A younger woman’s conduct, Titus 2:5. “discreet” is sober-minded, self-controlled. She is theologically sound, and she lives not by impulses or emotions but by that sound doctrine. “Chaste” is holy, pure. She doesn’t muddle up her life with sin or competing interests. “Homemakers” is “workers at home.” She is a worker, and she has made her home the object of her labors. She is “good,” not just well-behaved but beneficial. She seeks to benefit all around her. She is subject to her own husband. That’s language that cuts against our flesh and very much against the mind of our age. So the end of Titus 2:5 presses the importance of wives submitting to their husbands: “that the word of God may not be blasphemed.” If we claim to hold to His Word, but then we live according to our ideas instead of His design and His commands, we bring shame upon the Word.

What does our culture expect older women to live for? What does it expect younger women to live for? What can you do to support a biblical culture? How can you honor and encourage the women who live according to these verses?

Sample prayer:  Lord, we thank You for Your design for marriage and for the household. Truly, You have made these beautiful and beneficial unto Your own glory. So forgive us for when we live selfishly—not only failing to serve others, but not being mindful of how we might cause your Word to be blasphemed. Grant unto us instead to love You with all our heart, soul, mind, and strength, and to love our neighbors as ourselves. Specifically, grant unto us to love those nearest and dearest neighbors—those in our homes. We pray especially for the young wives and mothers that they would be husband-lovers and child-lovers.
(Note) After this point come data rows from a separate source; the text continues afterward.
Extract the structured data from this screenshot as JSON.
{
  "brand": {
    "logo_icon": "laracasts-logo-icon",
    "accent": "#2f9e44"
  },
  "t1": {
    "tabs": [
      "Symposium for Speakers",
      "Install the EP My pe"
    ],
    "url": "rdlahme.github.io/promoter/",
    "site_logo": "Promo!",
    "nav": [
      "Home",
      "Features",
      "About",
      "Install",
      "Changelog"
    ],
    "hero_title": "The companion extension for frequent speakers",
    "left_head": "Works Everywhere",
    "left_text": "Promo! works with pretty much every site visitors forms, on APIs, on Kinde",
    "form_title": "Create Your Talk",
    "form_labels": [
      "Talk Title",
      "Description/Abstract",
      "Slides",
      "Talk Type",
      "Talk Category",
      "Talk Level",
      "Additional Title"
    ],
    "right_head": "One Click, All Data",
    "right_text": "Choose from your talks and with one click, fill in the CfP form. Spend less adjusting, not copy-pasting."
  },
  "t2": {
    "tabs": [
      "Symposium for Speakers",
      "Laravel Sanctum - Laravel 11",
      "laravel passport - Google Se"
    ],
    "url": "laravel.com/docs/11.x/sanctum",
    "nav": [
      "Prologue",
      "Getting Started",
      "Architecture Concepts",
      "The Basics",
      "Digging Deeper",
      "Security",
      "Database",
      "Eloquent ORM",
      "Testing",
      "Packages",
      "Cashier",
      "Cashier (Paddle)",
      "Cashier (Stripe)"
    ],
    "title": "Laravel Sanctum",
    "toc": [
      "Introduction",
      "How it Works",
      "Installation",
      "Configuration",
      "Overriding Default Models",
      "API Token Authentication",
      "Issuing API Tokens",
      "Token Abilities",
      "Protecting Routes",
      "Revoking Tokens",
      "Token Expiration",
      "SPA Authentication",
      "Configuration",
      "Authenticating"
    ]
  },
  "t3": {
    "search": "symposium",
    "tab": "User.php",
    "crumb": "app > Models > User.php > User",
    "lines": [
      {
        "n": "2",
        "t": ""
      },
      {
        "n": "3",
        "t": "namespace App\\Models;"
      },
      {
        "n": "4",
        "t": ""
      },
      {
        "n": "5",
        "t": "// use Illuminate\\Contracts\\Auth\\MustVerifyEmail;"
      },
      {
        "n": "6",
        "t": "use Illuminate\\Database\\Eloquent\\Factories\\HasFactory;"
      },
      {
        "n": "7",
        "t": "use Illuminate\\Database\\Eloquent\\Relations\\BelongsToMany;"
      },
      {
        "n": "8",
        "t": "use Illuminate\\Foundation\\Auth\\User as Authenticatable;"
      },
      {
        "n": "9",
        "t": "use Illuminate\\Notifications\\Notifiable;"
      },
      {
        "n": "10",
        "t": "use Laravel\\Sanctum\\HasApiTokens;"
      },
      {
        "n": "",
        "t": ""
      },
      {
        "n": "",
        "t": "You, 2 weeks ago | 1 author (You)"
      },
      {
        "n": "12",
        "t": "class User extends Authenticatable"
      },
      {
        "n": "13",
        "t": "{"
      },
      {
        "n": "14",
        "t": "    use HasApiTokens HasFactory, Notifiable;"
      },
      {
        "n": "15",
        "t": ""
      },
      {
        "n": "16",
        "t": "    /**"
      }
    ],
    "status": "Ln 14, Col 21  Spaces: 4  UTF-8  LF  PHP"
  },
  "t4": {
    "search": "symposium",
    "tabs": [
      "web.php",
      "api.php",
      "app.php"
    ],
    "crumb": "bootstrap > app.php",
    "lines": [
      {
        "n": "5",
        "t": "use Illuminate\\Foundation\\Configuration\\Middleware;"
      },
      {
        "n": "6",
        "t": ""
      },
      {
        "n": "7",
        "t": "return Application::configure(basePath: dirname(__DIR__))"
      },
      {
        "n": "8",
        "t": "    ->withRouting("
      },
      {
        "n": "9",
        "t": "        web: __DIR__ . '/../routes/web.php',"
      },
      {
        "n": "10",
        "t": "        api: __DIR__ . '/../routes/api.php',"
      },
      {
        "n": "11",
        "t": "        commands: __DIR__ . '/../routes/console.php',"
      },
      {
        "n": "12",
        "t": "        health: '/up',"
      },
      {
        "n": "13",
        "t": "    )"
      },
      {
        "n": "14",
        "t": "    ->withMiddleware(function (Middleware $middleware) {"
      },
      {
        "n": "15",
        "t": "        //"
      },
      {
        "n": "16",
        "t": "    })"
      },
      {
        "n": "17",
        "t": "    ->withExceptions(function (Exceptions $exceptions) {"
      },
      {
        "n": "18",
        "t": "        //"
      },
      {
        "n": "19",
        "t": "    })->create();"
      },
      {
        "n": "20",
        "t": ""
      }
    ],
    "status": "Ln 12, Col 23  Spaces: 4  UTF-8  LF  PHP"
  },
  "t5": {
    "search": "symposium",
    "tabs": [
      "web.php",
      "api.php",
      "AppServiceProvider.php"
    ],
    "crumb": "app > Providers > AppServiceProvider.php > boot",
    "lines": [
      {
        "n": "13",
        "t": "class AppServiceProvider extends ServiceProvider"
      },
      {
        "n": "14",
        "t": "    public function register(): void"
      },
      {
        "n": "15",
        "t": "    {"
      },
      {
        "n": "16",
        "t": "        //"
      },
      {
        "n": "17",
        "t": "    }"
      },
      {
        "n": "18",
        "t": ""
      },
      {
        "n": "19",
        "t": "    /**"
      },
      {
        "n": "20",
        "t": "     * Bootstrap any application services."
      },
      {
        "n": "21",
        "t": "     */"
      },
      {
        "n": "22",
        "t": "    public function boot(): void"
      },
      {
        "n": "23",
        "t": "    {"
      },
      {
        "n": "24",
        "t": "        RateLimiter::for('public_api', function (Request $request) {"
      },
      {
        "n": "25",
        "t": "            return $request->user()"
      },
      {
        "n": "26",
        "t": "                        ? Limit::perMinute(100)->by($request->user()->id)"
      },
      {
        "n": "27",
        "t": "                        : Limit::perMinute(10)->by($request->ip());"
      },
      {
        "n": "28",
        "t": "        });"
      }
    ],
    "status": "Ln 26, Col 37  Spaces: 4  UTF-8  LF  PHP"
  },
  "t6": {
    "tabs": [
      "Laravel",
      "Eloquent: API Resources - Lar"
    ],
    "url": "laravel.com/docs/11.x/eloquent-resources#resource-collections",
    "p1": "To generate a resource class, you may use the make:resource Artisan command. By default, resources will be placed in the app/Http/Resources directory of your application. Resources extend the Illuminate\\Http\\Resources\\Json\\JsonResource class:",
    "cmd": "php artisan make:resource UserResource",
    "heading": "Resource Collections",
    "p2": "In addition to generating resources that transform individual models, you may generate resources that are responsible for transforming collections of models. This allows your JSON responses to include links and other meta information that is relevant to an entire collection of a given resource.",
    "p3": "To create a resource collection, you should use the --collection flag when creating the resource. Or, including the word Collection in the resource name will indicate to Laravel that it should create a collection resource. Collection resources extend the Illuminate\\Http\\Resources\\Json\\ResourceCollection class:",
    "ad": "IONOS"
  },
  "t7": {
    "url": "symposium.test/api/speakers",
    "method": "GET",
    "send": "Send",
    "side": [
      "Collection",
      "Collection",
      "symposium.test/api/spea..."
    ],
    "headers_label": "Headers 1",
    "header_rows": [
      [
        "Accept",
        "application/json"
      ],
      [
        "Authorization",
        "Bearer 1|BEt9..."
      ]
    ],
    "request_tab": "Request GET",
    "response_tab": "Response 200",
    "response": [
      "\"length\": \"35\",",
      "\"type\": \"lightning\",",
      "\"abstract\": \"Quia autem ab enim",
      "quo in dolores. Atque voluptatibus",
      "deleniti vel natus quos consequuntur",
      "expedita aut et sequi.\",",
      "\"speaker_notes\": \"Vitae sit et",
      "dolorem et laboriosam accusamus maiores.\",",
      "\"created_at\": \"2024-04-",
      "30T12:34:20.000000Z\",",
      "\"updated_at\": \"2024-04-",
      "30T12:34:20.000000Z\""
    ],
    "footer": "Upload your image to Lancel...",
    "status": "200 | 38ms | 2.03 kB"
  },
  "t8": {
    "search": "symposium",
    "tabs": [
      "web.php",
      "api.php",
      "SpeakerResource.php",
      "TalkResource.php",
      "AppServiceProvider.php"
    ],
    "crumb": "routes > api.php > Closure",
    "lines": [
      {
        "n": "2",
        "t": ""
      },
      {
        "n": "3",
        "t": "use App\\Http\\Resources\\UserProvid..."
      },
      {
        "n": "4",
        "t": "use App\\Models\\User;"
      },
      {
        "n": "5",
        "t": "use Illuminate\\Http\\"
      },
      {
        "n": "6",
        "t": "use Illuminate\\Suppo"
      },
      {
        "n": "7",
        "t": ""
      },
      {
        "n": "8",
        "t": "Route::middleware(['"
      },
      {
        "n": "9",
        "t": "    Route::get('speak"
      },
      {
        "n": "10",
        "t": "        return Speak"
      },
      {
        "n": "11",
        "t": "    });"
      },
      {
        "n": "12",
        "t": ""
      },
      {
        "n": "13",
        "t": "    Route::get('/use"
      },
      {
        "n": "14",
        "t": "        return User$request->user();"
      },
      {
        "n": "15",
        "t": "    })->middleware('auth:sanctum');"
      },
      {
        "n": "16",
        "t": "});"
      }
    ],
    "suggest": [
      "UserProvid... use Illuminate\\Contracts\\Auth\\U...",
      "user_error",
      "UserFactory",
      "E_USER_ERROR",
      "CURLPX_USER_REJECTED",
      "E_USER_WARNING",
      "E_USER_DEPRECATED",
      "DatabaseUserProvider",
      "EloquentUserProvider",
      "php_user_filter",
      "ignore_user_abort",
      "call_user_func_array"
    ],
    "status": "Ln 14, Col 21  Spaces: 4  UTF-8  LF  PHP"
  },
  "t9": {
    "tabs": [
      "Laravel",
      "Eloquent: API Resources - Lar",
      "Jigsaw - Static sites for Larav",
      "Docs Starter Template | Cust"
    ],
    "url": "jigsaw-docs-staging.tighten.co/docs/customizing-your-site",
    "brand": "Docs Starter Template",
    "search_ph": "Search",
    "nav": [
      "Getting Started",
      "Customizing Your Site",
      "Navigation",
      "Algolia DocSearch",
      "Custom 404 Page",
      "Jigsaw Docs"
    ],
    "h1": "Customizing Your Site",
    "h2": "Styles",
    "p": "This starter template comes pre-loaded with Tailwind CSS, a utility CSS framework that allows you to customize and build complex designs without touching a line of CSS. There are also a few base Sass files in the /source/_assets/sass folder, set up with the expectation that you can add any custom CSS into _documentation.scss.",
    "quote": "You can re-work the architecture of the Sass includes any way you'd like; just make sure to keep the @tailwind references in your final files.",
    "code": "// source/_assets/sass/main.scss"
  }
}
Bless their labors and grant that their lives would adorn the gospel, we ask through Christ, AMEN!

Suggested songs: ARP128 “How Blessed Are All Who Fear the Lord” or TPH548 “Oh Blest the House”

No comments:

Post a Comment